The study says for men in finance, all it takes to earn an investor's trust is the right connections -- not whether you are actually good at your job or not. But for females in finance, six-degrees-of-whatever does diddly to impress investors. For the ladies on Wall Street, it is all based on performance.
Basically women have to work a lot harder to earn the same amount of trust because men have it built-in with the Wall Street Boys' Club. Mike Young wrote for PolicyMic, "There's almost an instinctual relationship where investors trust men more despite having less or little evidence to do so, and yet this seems to correlate with better results." He points out that because of this, women mostly earn trust based on their merit. This is why you will find so many more women than men with Ivy League degrees on Wall Street. A female entrepreneur told me this preference for men over women isn't exactly malicious, but just natural. "I think it is that thing how you are more comfortable with people who are like you, rather than an intentional, 'I don't want to help women!'," she told Levo.
But this shows that women will continue to be kept in the minority in finance. In the U.S., women account for only 2.7 percent of the chief executives in the financial industry, and 16.8 percent of the executive officers, according to a study by Catalyst. An entry-level male analyst is more likely to start his career off better because he was in the same eating club at Harvard as so-and-so's cousin at Goldman Sachs, but the entry-level female analyst with the degree from Yale may get overlooked because she lacks those connections. According to the latest Mergis Group Women in Finance survey, less than half of women in accounting and finance (48 percent) are satisfied with the progression of their careers, and nearly three-quarters of women in accounting and finance believe they face a dissimilar set of obstacles as opposed to their male counterparts Elle Kaplan, CEO and founding partner of Lexion Capital Management, told me: "This is a clear double-standard. As a woman who has always worked on Wall Street, we are constantly in a fish bowl."

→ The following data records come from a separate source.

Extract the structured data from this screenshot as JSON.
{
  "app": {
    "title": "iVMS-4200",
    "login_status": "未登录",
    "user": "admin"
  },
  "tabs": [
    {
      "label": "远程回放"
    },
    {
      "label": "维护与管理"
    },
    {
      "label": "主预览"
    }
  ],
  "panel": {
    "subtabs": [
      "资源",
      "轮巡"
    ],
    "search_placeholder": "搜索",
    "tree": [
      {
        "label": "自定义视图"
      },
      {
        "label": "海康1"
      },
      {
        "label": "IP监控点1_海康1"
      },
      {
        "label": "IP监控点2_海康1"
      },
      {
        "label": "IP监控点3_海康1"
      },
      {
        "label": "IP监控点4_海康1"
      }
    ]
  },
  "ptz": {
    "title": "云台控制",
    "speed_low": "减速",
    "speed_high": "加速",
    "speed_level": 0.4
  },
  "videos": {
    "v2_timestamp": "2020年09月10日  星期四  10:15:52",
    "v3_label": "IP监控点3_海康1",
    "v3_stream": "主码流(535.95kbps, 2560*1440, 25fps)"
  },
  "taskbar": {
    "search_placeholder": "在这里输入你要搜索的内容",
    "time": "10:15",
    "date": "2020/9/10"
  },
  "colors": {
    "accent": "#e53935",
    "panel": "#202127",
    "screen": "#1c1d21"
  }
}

This is a major problem and will not help more young women want to enter a career in finance if they have no female mentors to look up to. Deal Journal writer Shira Ovide summed it up best when she said, "Senior female executives on Wall Street are like bald eagles: Majestic, but extremely rare."
Do the results of this study surprise you? Tell us in the comments.